Ruth Marcus at the Washington Post wonders if PowerPoint is a killing app. She’s not the first to note that NASA administrators make decisions — sometimes fatal decisions — on the basis of PowerPoint presentations that mask or misrepresent details. I wrote about Edward Tufte’s Cognitive Style of PowerPoint essay in a previous post. Marcus doesn’t add to many new points, but the column is a sign that an anti-PowerPoint movement may be growing. Here are three paragraphs:
[T]he insidious influence of PowerPoint goes beyond the way it frustrates scientific analysis. The deeper problem with the PowerPointing of America — the PowerPointing of the planet, actually — is that the program tends to flatten the most complex, subtle, even beautiful, ideas into tedious, bullet-pointed bureaucratese.
The most disturbing development in the world of PowerPoint is its migration to the schools — like sex and drugs, at earlier and earlier ages. Now we have second-graders being tutored in PowerPoint. No matter that students who compose at the keyboard already spend more energy perfecting their fonts than polishing their sentences — PowerPoint dispenses with the need to write any sentences at all. Perhaps the politicians who are so worked up about the ill effects of violent video games should turn their attention to PowerPoint instead.

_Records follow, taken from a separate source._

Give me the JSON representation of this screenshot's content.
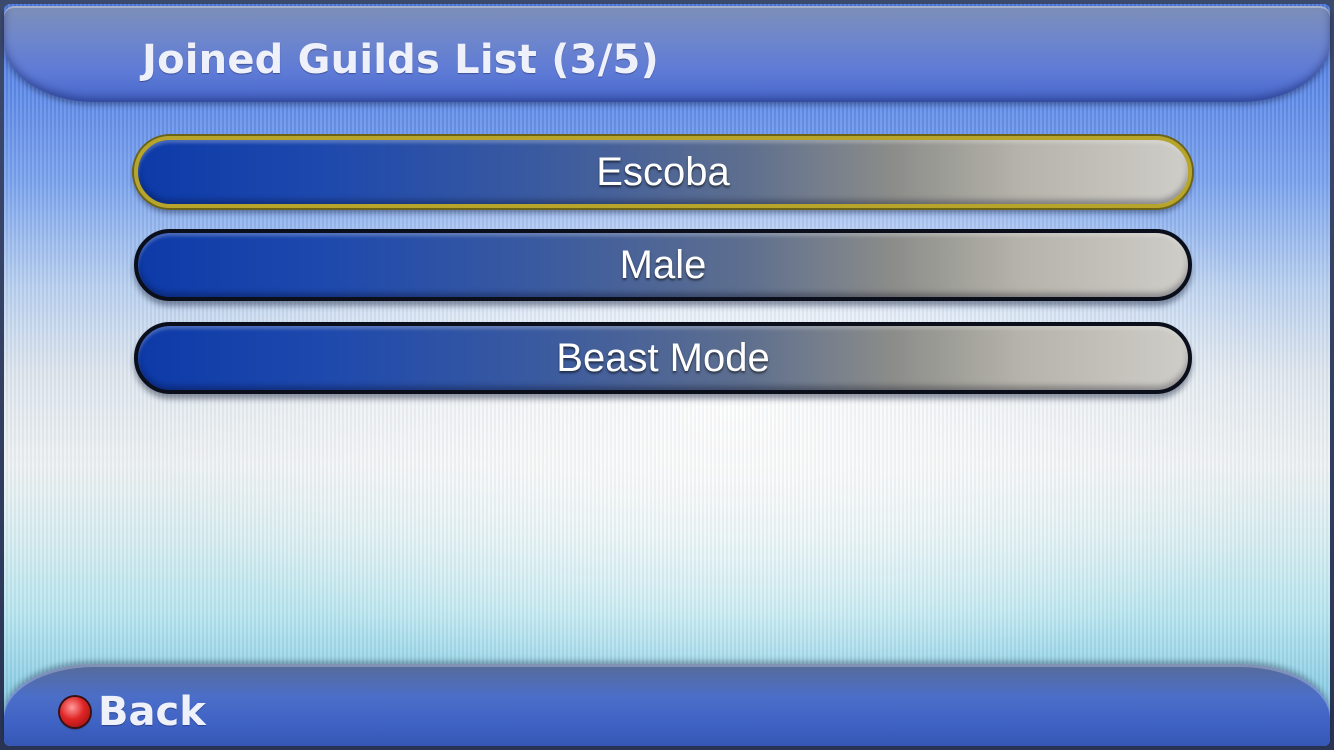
{
  "header": {
    "title": "Joined Guilds List (3/5)"
  },
  "guilds": [
    {
      "name": "Escoba"
    },
    {
      "name": "Male"
    },
    {
      "name": "Beast Mode"
    }
  ],
  "selected_index": 0,
  "footer": {
    "back_icon": "red-dot-icon",
    "back_label": "Back"
  },
  "colors": {
    "accent_blue": "#1e49ad",
    "selection_border": "#b7a42a",
    "back_button_dot": "#e02525"
  }
}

In the meantime, Tufte, who’s now doing consulting work for NASA, has a modest proposal for its new administrator: Ban the use of PowerPoint. Sounds good to me. After all, you don’t have to be a rocket scientist to see the perils of PowerPoint.